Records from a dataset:
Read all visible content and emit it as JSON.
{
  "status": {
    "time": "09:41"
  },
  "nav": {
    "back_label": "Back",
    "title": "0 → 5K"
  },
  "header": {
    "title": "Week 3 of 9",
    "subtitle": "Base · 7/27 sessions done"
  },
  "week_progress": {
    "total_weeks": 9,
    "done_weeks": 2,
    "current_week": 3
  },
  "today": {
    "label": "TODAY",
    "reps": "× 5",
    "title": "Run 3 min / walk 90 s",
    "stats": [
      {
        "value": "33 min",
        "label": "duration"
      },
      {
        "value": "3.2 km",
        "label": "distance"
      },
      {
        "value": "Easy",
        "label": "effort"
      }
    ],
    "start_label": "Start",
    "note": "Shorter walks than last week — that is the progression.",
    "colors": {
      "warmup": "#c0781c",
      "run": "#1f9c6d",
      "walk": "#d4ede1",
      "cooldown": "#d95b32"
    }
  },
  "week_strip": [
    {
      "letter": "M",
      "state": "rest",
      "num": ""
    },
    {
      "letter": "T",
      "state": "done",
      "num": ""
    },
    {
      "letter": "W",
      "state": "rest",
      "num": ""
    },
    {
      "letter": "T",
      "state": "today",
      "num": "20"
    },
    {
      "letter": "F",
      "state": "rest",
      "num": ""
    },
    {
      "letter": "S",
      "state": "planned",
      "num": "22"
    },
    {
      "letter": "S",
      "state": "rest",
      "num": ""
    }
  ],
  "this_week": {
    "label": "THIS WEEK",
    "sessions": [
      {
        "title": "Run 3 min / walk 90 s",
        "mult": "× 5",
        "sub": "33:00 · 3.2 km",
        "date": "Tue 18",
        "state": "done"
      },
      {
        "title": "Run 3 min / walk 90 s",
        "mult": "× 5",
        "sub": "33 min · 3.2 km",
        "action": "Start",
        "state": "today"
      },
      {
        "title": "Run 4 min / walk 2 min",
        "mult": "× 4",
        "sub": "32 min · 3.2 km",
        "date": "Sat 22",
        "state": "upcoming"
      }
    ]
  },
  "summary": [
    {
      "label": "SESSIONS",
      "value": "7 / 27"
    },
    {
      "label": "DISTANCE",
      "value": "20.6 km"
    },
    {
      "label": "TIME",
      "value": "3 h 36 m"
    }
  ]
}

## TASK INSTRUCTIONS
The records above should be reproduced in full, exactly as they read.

## THE COMPLETED TASK
Read all visible content and emit it as JSON.
{
  "status": {
    "time": "09:41"
  },
  "nav": {
    "back_label": "Back",
    "title": "0 → 5K"
  },
  "header": {
    "title": "Week 3 of 9",
    "subtitle": "Base · 7/27 sessions done"
  },
  "week_progress": {
    "total_weeks": 9,
    "done_weeks": 2,
    "current_week": 3
  },
  "today": {
    "label": "TODAY",
    "reps": "× 5",
    "title": "Run 3 min / walk 90 s",
    "stats": [
      {
        "value": "33 min",
        "label": "duration"
      },
      {
        "value": "3.2 km",
        "label": "distance"
      },
      {
        "value": "Easy",
        "label": "effort"
      }
    ],
    "start_label": "Start",
    "note": "Shorter walks than last week — that is the progression.",
    "colors": {
      "warmup": "#c0781c",
      "run": "#1f9c6d",
      "walk": "#d4ede1",
      "cooldown": "#d95b32"
    }
  },
  "week_strip": [
    {
      "letter": "M",
      "state": "rest",
      "num": ""
    },
    {
      "letter": "T",
      "state": "done",
      "num": ""
    },
    {
      "letter": "W",
      "state": "rest",
      "num": ""
    },
    {
      "letter": "T",
      "state": "today",
      "num": "20"
    },
    {
      "letter": "F",
      "state": "rest",
      "num": ""
    },
    {
      "letter": "S",
      "state": "planned",
      "num": "22"
    },
    {
      "letter": "S",
      "state": "rest",
      "num": ""
    }
  ],
  "this_week": {
    "label": "THIS WEEK",
    "sessions": [
      {
        "title": "Run 3 min / walk 90 s",
        "mult": "× 5",
        "sub": "33:00 · 3.2 km",
        "date": "Tue 18",
        "state": "done"
      },
      {
        "title": "Run 3 min / walk 90 s",
        "mult": "× 5",
        "sub": "33 min · 3.2 km",
        "action": "Start",
        "state": "today"
      },
      {
        "title": "Run 4 min / walk 2 min",
        "mult": "× 4",
        "sub": "32 min · 3.2 km",
        "date": "Sat 22",
        "state": "upcoming"
      }
    ]
  },
  "summary": [
    {
      "label": "SESSIONS",
      "value": "7 / 27"
    },
    {
      "label": "DISTANCE",
      "value": "20.6 km"
    },
    {
      "label": "TIME",
      "value": "3 h 36 m"
    }
  ]
}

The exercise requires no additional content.